The Hacker Block Leveler I recently acquired from a good friend originally came from the American Type Founders (ATF) auction. He had purchased it to level the feet of European metal type down to the American Standard .918″ type height. When he found out I was reviving the production of wood type, he offered to sell it to me to save the 400 passes I was wasting with my surface sander to bring the glued-up slabs to perfectly flat. That still does not include the 150 additional passes thru the machine to get the mirror polished “friction finish” on the printing surface; starting at 80 grit abrasive, ending with 2000 grit; but it will save me hours of sanding time and help me make better maple slabs.
My daughter Erin, taped me running the Hacker Block Leveler and has produced
the following video on the operation for everyone to see how it works:
The 500 pound machine was brought home in my trailer down a steep, winding, mountain road back to Ohio and into my garage. I spent the next 4 months adding three new motors and a series of pulleys to slow down the feed rates. Every step in the process of converting the leveler from a hand-fed and hand-rotated machine to the “sit back and watch” version I now have was a learning experience.

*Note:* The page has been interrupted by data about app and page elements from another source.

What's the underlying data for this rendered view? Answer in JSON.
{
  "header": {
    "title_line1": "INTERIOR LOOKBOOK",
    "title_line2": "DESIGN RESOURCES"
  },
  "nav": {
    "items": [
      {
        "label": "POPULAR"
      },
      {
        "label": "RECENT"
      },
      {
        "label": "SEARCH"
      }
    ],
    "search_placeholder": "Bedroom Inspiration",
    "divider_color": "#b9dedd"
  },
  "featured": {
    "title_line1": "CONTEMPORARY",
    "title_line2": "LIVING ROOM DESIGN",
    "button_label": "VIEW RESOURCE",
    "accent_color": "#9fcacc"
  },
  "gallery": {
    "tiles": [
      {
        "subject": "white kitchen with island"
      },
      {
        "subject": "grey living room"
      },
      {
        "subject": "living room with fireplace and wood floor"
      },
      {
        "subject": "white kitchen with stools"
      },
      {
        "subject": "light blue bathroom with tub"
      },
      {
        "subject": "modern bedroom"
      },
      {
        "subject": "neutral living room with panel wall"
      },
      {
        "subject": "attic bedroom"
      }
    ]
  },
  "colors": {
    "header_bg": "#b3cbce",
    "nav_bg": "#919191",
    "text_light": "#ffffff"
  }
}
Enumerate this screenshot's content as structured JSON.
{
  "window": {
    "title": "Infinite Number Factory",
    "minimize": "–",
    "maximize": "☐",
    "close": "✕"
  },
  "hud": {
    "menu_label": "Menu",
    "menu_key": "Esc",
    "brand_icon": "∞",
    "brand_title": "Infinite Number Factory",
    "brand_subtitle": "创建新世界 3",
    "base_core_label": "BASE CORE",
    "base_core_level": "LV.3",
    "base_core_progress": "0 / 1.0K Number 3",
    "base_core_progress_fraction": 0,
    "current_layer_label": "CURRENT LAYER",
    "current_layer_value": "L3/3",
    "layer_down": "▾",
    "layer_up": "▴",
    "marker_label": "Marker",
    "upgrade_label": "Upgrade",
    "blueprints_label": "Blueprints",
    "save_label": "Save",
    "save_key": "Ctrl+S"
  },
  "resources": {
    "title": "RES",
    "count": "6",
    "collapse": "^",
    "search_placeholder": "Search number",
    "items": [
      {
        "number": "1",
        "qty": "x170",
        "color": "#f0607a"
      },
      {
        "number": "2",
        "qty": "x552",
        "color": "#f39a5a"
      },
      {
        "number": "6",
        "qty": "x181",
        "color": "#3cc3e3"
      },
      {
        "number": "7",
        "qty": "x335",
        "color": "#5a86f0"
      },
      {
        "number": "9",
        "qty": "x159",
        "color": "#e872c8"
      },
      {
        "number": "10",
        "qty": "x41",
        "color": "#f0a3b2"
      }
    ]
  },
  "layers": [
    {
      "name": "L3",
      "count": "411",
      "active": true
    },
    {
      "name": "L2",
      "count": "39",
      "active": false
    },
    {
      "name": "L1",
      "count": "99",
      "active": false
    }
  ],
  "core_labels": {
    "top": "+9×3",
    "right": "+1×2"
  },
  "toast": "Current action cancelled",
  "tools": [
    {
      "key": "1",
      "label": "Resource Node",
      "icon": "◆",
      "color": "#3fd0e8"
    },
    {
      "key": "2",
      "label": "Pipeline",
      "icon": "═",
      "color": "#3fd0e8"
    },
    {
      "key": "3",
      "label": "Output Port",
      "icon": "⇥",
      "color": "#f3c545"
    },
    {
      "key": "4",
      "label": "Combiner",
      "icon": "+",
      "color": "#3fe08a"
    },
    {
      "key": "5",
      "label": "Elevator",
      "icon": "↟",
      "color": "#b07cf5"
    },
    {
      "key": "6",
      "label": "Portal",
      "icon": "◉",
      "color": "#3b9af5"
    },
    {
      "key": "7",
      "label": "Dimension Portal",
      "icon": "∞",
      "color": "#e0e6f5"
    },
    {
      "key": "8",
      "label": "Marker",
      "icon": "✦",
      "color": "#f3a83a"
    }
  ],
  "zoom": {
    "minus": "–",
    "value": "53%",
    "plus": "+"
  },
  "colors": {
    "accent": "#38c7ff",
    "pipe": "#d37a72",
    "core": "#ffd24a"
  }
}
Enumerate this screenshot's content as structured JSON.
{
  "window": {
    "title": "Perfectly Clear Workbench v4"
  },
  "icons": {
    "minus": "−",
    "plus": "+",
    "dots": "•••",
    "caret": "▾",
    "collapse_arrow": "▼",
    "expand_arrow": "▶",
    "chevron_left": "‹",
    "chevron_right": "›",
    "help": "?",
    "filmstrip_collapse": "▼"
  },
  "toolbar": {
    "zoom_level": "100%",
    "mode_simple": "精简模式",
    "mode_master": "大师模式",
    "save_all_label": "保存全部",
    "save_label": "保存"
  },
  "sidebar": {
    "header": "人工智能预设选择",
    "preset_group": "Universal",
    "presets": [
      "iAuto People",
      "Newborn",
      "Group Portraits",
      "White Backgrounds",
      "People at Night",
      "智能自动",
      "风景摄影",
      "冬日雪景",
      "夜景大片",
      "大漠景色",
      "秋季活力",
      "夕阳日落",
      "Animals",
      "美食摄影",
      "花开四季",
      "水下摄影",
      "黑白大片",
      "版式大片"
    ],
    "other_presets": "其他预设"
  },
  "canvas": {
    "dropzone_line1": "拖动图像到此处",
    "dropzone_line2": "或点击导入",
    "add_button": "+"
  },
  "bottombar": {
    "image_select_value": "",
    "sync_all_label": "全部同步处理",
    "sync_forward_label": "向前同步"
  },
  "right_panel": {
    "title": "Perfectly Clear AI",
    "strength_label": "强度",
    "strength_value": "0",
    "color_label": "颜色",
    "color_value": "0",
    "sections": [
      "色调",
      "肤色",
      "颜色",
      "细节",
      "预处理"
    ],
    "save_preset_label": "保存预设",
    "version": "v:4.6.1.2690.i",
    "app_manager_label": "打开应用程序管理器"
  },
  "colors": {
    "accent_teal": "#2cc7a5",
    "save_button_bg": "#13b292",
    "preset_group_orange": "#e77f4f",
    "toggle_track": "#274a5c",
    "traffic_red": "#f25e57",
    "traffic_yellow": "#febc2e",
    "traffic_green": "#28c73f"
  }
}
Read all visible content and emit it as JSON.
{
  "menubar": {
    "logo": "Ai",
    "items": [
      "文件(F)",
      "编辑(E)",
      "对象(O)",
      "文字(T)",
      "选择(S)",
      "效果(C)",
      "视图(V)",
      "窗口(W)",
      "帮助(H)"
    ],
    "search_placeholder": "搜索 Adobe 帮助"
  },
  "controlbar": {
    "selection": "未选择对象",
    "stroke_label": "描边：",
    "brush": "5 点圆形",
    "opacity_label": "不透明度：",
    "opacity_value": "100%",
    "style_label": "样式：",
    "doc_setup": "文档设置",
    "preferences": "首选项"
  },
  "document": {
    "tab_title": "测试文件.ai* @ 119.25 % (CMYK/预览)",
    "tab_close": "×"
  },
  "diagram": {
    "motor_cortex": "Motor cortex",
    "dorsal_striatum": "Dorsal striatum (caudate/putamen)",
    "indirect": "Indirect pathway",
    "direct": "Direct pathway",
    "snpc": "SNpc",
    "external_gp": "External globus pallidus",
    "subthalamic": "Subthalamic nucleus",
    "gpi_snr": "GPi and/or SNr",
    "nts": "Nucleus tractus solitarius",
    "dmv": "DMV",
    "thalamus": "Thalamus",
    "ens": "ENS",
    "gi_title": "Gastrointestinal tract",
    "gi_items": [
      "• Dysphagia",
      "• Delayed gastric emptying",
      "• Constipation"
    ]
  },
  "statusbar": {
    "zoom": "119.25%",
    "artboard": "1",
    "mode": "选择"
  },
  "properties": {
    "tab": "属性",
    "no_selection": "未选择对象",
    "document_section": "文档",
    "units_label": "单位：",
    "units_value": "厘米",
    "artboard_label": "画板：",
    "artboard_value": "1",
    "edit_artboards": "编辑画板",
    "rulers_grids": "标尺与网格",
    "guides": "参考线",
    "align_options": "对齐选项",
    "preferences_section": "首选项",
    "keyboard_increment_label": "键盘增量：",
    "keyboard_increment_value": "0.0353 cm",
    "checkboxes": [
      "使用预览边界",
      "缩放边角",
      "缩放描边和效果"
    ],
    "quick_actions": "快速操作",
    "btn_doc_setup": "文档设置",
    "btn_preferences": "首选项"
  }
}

Thirty five years of Industrial Arts experience and lessons from building my other machines helped. However, I was building something that did not exist in a working, powered form. The block leveler at the Hamilton Wood Type & Printing Museum is a massive machine with a 16 inch horizontal carbide blade and a leather belt drive feed screw 12 feet long.
I have always had the gift of designing furniture, machines, and stage props in my head, including all the steps needed to produce it. Every step in making my block leveler went through many experiments and prototype pieces. I ended up with a bucket full of odd pulleys, belts, Acme threaded shafts and metal bars. Thank goodness there was a Tractor Supply store near my workshop.
The original Hacker Block Leveler I purchased was set-up to surface metal type, including a factory installed chase in the rotating table. Vandercook had also designed it to surface the back of wood slabs down to type high (.918″). However, even though the table was machined to hold a self centering wood vise, ATF had not taken that option. I reversed engineered my own system and then was lucky enough to find the original Hacker U.S. Patent drawing for their wood vise on line. I kind of combined the two concepts into what I have now and it works GREAT! I am using the new block leveler to establish a reference plane on the bottom of the glued up hard maple slabs. Then I flip it over and spin down what will be the top surface of the slab into as parallel plane .050″ over size.
After a trip to my very accurate surface sanding machine that I designed and built, the polished slabs will make the return trip to the block leveler to cut away any wood from the BOTTOM of the slab to leave me large pieced of end grain hard maple at exactly type high. YEA!